Flying debris could be a danger to life as winds of up to 75 miles per hour batter Britain, forecasters have warned.
The Met Office issued yellow weather warnings for much of England and Wales overnight, urging commuters to expect delays and cancellations this morning (Thursday) as gusts affect rail, road and ferry services.
Overhead electric wires have already been damaged by Wolverhampton and Stafford, while a number of delays have been announced at Manchester and Birmingham.
Wind speeds of between 50 and 60 miles per hour are likely “quite widely”, the weather service said, but could reach speeds of up to 75 miles per hour across western coastal districts, Lincolnshire and East Anglia.
This could lead to power cuts, bridge closures and damage to buildings.
Western coasts should also expect to see large waves, with beach material thrown onto sea fronts, coastal roads and properties.
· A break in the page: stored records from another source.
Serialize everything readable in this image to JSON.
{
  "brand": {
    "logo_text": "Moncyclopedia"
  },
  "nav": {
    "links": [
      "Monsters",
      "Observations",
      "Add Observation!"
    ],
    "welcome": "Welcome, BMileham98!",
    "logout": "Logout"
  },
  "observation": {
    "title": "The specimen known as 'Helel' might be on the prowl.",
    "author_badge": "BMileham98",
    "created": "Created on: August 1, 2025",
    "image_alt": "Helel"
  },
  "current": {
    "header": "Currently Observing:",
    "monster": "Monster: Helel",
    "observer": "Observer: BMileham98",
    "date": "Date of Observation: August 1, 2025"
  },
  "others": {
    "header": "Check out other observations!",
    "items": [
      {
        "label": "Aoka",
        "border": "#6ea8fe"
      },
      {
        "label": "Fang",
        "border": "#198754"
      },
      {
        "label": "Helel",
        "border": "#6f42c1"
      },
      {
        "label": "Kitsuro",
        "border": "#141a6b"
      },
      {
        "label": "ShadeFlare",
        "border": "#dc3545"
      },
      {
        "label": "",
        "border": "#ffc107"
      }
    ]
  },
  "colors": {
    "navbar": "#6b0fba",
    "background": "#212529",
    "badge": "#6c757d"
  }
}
The weather warning is in place until 9am.
Meanwhile, drivers in Scotland and northern England have been warned to take “extreme caution” after snow and ice created a tough situation on the roads.
Last night, a “do not travel” warning was issued to motorists as snow storms hit parts of the UK for a third day.
A yellow weather warning for snow and ice remains in place across the region until 11am, with ice posing a “hazard” to drivers and pedestrians.
A further few centimetres of snow is likely across some of the high ground in western Scotland, the Met Office said.
The warnings come after motorists were stuck in their cars overnight on Tuesday, with mountain rescue teams drafted in to check on those trapped in the bitter conditions.
Wintry conditions have also seen widespread school closures across Scotland, with schools across the Scottish Borders keeping their gates closed again today.